### Work item:
Nothing but the lines holding the string "routes" should appear in the answer. Copy them from the entries.

──────── Supplied data ────────

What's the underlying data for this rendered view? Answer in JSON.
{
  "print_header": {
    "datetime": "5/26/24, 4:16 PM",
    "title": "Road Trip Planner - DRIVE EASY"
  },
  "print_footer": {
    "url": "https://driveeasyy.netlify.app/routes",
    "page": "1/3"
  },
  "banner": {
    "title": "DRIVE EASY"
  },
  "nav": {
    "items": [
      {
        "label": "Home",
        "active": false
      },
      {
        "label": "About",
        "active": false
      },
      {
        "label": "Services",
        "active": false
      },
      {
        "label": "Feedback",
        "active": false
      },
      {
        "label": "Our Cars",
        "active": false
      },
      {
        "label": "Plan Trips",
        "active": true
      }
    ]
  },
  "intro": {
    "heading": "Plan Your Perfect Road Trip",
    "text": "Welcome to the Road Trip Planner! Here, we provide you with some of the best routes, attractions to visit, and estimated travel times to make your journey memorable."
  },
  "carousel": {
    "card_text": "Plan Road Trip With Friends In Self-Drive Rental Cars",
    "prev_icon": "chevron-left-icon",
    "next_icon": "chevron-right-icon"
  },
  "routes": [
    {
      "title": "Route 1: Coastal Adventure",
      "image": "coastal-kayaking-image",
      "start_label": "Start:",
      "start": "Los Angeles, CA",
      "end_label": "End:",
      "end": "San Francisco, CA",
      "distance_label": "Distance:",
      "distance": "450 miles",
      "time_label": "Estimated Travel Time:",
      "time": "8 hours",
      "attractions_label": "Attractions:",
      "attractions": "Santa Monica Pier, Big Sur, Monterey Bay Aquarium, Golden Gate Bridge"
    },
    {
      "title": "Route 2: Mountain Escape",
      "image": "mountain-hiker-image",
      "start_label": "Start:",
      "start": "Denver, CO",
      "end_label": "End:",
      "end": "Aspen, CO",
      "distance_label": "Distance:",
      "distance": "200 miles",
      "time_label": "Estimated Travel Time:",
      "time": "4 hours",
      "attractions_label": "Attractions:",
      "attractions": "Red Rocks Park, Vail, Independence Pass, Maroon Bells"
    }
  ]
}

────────

### Solution for this task:
    "url": "https://driveeasyy.netlify.app/routes",
    "text": "Welcome to the Road Trip Planner! Here, we provide you with some of the best routes, attractions to visit, and estimated travel times to make your journey memorable."
  "routes": [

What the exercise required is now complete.